◆ **WHAT NEEDS TO BE DONE**
Every line in the records below that holds "description" must be identified and copied.

DATA FOR ANALYSIS Block Start

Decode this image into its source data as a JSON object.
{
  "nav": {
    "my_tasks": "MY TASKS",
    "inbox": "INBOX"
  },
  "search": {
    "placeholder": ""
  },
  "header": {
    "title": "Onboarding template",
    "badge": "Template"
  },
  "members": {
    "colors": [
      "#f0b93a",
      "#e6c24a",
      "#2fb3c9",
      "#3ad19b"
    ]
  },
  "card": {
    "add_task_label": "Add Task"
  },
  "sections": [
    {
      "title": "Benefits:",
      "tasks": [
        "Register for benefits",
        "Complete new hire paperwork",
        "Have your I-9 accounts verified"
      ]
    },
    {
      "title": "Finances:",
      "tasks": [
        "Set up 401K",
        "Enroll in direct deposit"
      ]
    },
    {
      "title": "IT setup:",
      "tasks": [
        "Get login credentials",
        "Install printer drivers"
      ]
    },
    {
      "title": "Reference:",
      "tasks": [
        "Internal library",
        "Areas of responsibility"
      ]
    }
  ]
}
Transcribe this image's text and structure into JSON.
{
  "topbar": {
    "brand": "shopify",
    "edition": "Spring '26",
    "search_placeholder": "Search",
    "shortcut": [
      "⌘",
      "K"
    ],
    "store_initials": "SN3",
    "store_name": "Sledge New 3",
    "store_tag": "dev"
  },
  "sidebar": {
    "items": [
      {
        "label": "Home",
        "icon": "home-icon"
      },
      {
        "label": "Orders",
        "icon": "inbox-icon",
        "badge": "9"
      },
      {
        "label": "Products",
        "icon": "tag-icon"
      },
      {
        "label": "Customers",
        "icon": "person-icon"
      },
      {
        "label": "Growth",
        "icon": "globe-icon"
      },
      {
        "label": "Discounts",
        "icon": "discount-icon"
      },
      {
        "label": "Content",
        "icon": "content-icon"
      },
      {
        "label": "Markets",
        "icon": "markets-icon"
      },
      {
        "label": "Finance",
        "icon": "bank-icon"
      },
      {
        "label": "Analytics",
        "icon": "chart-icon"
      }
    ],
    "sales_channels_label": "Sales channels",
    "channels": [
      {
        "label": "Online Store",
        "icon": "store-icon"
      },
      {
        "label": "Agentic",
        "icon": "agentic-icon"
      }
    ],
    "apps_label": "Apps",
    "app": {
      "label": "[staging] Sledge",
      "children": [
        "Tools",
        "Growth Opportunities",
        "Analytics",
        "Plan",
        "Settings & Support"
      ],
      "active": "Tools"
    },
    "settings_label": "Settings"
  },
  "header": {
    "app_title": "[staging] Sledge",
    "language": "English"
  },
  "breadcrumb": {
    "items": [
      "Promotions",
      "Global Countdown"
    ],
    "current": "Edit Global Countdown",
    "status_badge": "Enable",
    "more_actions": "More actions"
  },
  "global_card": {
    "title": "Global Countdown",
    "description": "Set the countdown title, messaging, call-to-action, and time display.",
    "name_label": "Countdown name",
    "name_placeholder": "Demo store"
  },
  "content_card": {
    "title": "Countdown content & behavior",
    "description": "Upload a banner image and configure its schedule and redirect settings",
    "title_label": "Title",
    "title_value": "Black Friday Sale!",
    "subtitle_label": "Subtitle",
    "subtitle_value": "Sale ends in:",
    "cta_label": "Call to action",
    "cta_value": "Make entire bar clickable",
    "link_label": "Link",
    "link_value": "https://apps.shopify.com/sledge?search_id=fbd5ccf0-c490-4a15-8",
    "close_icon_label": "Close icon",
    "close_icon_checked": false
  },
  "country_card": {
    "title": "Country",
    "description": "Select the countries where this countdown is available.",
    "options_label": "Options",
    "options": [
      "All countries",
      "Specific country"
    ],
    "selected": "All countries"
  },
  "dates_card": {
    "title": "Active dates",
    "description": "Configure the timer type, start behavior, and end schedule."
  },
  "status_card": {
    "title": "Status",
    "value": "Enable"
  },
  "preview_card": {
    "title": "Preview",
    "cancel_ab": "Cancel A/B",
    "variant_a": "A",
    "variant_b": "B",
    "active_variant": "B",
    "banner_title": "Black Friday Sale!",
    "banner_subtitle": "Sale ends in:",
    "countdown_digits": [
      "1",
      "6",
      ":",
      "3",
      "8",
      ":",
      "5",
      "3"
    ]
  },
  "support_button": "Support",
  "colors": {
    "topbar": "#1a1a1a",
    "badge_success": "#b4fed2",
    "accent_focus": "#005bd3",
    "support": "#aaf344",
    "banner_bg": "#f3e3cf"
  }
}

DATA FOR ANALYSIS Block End

◆ **EXERCISE OUTPUT**
    "description": "Set the countdown title, messaging, call-to-action, and time display.",
    "description": "Upload a banner image and configure its schedule and redirect settings",
    "description": "Select the countries where this countdown is available.",
    "description": "Configure the timer type, start behavior, and end schedule."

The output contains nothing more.